experts in the room

When I was looking into boundaries between ‘experts’ and ‘public’ on local coastal change, I explored ways to classify expertise. One typology, proposed by Michael Carolan, suggests that most of us can usually contribute abstract (e.g. scientific) or practical (e.g. local) knowledge. He described this as ‘contributory expertise’, but also identified an additional category: ‘interactional expertise’. Individuals use this to help bring together those with different forms of knowledge: essential when the issues are contentious and the debate can be confrontational. Continue reading “msb ~067 Expertise”

msb ~065 On unknown knowns

On unknown knowns  

climate change, a timeline for realising unknown knowns
realising unknown knowns

An unexpected pleasure to encounter my favourite philosopher on BBC’s Museum of Curiosity! Sadly, Donald Rumsfeld wasn’t a donation to the museum but Lord Butler, author of the (in)famous Butler Inquiry into Britain’s dodgy intelligence case for the Iraq War was a contributor, so Rumsfeld’s famous 2002 ducking of the absence of Iraq’s WMD or terrorist links got an airing. “As we know, there are known knowns; there are things we know we know. We also know there are known unknowns; that is to say we know there are some things we do not know. But there are also unknown unknowns – the ones we don’t know we don’t know … It is the latter category that tend to be the difficult ones.” Continue reading “msb ~065 On unknown knowns”

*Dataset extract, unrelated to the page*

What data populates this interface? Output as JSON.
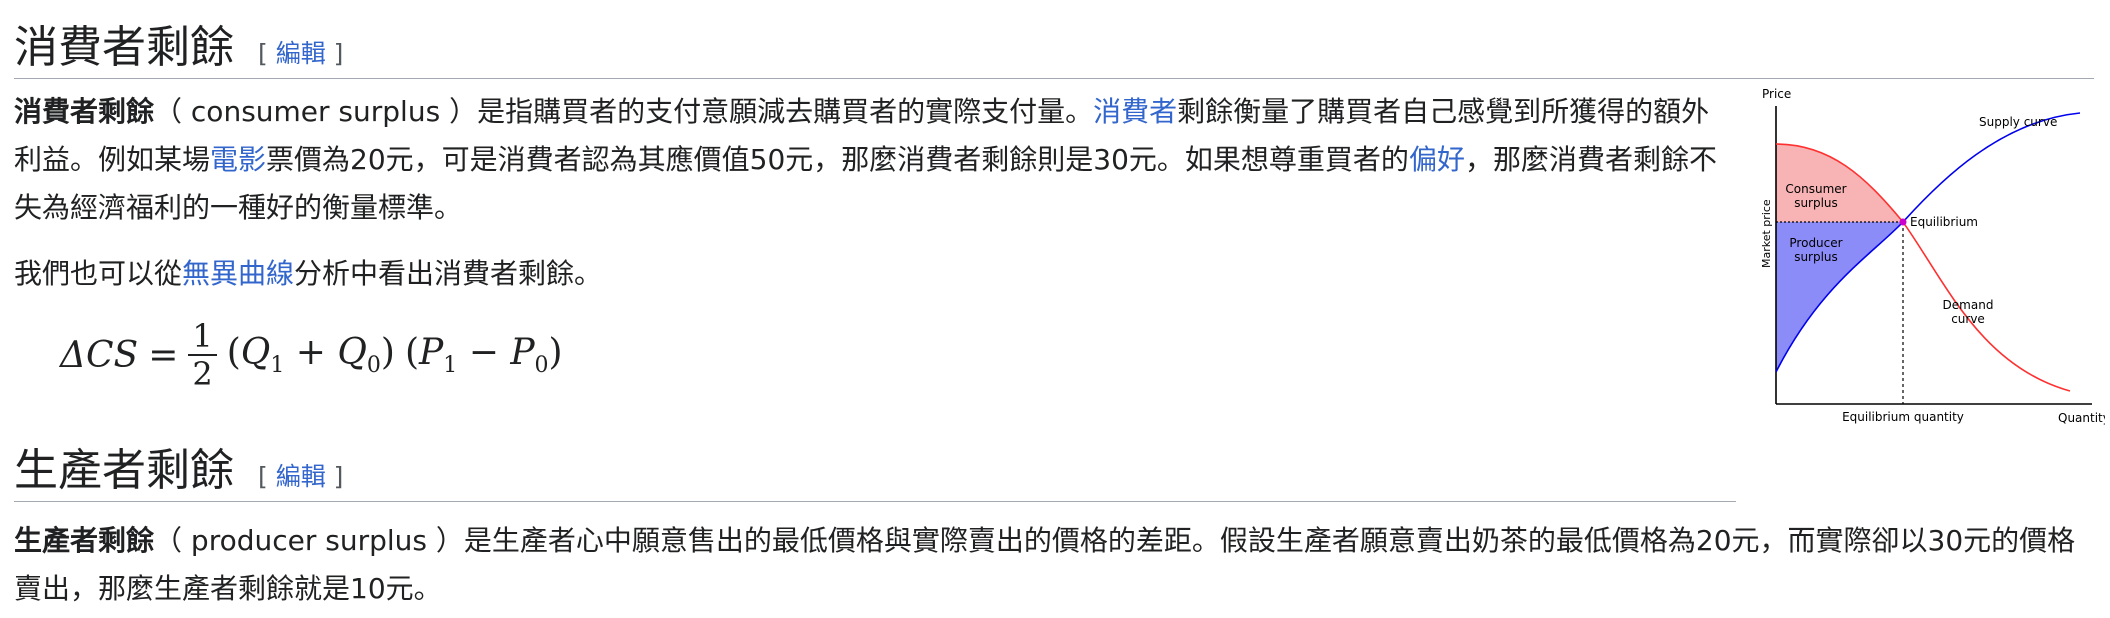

msb ~063 The problem with awareness

The problem with awareness  

being aware is not enough

This old but excellent Discard Studies post demonstrates how, in transforming choices for greater sustainability, our focus should be on infrastructures that produce waste etc or lock in unsustainable consumer choices further down the line. In contrast, our usual focus on making individuals ‘aware’ – despite its merits – depends on many steps, reaches a limited number of people and has to battle against those same infrastructures. “Focusing on these systems for change actually scales up to the scale of the problem.”  Continue reading “msb ~063 The problem with awareness”

msb ~060 Safe space

Safe space  

Expanding safe space?

Where do you feel safe? Interesting to learn about the changing meaning of ‘safe space’ on BBC Radio’s Keywords for Our Time. This phrase moved from its original 1940s business context — permission for employees to give feedback without fear of retribution — to feeling secure when revealing your innermost feelings to a counsellor, to a conference’s quiet space as refuge from overpowering social noise, into an agenda for personal protection from harmful speech and, by extension, ideas. A case of ‘freedom to’ shifting into ‘freedom from’? Continue reading “msb ~060 Safe space”

msb ~058 The Age of Loneliness

The Age of Loneliness 

E O Wilson, The Age of Loneliness

I’m looking into the various alternative names suggested for the Anthropocene. There are many views on whether or not that ‘official’ as-yet-unofficial name for our current planetary age is the right one, and why (not). One I’d forgotten summons the Age of Loneliness. It’s the suggestion of veteran biologist Edward O Wilson. Writing five years ago, he said: “Like the conquistadors who melted the Inca gold, [we] recognise that the great treasure must come to an end — and soon. That understanding creates the dilemma: will we stop the destruction for the sake of future generations, or go on changing the planet to our immediate needs? If the latter, planet Earth will enter a new era of its history, cheerfully called by some the Anthropocene, a time for and all about our one species alone. I prefer to call it the Eremocene, the Age of Loneliness.” Continue reading “msb ~058 The Age of Loneliness”